If a line in the entries includes "JSON", show that line.

***

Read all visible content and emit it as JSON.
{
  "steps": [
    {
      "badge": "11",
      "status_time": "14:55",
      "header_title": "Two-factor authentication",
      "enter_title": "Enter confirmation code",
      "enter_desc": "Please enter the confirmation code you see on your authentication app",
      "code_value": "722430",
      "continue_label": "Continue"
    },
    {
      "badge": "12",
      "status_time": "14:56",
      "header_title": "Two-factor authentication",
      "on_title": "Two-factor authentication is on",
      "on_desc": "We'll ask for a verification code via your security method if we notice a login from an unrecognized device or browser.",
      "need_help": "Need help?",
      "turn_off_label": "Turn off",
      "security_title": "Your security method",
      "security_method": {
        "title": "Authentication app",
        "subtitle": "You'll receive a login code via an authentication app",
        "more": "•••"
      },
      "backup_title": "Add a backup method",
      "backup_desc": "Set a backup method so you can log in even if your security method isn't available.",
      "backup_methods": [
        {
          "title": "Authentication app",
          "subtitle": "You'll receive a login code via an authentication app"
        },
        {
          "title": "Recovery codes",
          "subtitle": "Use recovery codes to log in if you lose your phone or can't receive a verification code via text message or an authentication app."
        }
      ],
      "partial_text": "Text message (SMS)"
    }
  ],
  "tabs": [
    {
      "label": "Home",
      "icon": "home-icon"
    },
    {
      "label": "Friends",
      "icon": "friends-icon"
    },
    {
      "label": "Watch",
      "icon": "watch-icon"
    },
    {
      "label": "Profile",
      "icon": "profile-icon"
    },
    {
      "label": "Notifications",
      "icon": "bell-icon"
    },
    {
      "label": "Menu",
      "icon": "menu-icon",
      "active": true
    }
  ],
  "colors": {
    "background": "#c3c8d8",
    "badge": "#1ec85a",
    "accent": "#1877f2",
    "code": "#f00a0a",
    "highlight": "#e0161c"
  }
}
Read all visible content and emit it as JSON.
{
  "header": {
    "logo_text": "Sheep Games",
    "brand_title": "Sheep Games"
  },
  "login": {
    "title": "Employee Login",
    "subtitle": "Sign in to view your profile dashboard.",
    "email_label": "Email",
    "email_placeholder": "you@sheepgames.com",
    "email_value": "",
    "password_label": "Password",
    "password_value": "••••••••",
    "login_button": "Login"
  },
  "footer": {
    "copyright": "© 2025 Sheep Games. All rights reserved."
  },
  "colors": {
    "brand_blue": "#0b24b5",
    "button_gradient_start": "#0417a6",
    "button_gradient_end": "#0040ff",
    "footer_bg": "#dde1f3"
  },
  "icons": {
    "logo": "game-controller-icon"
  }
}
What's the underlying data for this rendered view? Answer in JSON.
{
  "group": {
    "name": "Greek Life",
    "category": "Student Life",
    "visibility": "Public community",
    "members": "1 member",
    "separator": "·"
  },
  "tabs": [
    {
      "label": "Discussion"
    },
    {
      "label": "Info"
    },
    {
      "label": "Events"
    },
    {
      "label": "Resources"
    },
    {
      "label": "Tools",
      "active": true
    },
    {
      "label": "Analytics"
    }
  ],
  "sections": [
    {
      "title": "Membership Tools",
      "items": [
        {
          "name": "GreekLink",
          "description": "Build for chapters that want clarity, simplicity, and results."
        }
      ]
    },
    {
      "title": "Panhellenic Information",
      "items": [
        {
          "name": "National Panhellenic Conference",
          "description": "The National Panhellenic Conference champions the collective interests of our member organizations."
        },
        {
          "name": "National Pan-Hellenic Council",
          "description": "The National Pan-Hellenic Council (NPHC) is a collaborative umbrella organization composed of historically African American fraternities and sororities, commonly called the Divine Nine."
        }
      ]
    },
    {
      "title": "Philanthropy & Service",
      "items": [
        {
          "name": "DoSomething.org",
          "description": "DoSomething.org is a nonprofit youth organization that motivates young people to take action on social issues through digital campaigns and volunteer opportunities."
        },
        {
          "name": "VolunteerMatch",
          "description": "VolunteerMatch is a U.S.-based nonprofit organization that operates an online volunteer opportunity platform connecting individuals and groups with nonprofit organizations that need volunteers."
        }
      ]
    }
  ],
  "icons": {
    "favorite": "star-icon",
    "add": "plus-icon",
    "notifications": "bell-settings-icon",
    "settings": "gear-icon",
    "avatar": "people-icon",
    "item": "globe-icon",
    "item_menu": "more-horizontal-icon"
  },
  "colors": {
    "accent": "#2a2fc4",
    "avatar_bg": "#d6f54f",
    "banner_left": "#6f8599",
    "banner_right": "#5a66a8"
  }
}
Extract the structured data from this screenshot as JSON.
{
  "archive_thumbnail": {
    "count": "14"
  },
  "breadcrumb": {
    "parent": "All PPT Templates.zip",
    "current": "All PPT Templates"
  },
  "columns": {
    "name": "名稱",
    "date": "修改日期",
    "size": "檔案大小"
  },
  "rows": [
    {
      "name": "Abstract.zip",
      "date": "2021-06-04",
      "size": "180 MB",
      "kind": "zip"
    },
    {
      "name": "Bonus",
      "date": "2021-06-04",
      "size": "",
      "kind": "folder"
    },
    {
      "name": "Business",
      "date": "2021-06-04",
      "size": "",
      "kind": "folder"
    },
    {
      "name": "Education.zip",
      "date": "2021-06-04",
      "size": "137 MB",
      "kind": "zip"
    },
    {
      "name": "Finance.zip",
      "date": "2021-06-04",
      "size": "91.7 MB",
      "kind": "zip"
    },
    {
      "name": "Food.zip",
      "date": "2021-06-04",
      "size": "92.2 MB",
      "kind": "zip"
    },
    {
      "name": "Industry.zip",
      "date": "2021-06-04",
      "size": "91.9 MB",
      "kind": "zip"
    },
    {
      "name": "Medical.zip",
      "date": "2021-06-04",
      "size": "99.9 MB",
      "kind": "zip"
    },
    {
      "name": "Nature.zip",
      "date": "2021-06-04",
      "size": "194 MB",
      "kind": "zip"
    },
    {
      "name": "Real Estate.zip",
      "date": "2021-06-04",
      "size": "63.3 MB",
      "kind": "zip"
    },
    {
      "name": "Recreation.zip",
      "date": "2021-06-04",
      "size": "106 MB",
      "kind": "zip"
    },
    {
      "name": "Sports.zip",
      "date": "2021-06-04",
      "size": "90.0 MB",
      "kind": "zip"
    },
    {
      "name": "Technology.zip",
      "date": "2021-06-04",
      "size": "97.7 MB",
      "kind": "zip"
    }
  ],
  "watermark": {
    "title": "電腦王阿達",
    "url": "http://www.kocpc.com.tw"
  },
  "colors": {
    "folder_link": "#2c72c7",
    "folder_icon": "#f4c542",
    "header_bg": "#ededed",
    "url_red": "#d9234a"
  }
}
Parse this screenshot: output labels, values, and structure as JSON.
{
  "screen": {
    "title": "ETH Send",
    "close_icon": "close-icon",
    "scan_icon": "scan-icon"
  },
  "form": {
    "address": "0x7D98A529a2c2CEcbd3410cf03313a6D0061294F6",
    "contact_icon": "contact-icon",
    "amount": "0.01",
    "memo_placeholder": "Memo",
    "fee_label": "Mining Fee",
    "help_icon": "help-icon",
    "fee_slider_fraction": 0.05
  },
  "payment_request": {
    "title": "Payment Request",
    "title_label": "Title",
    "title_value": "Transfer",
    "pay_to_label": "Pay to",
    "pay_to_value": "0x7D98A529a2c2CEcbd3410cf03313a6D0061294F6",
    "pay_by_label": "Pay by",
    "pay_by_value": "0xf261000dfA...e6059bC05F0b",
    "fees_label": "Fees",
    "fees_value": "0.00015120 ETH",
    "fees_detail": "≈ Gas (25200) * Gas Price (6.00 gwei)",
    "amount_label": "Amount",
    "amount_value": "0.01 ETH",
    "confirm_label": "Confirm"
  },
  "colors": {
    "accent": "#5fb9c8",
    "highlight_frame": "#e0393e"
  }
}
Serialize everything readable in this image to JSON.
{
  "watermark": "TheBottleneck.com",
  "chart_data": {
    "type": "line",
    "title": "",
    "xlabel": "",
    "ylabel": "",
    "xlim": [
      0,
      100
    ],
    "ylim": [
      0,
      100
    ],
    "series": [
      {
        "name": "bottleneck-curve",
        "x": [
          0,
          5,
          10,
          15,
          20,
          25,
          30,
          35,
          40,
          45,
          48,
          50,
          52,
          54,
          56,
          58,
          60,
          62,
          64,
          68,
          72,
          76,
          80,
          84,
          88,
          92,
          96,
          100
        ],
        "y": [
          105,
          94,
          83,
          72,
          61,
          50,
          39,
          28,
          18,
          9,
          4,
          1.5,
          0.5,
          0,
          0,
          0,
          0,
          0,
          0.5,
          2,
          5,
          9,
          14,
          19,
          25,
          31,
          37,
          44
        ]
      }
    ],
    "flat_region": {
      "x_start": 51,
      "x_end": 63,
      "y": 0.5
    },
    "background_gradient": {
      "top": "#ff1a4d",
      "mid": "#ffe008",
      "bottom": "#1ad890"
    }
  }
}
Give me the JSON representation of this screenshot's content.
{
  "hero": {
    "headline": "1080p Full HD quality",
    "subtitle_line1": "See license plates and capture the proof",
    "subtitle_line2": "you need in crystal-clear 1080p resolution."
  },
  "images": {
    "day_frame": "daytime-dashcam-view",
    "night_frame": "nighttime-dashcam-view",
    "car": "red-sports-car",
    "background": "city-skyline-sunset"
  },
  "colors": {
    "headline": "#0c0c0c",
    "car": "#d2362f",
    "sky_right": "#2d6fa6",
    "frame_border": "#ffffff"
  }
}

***

Response below:
Read all visible content and emit it as JSON.
Read all visible content and emit it as JSON.
What's the underlying data for this rendered view? Answer in JSON.
Extract the structured data from this screenshot as JSON.
Parse this screenshot: output labels, values, and structure as JSON.
Serialize everything readable in this image to JSON.
Give me the JSON representation of this screenshot's content.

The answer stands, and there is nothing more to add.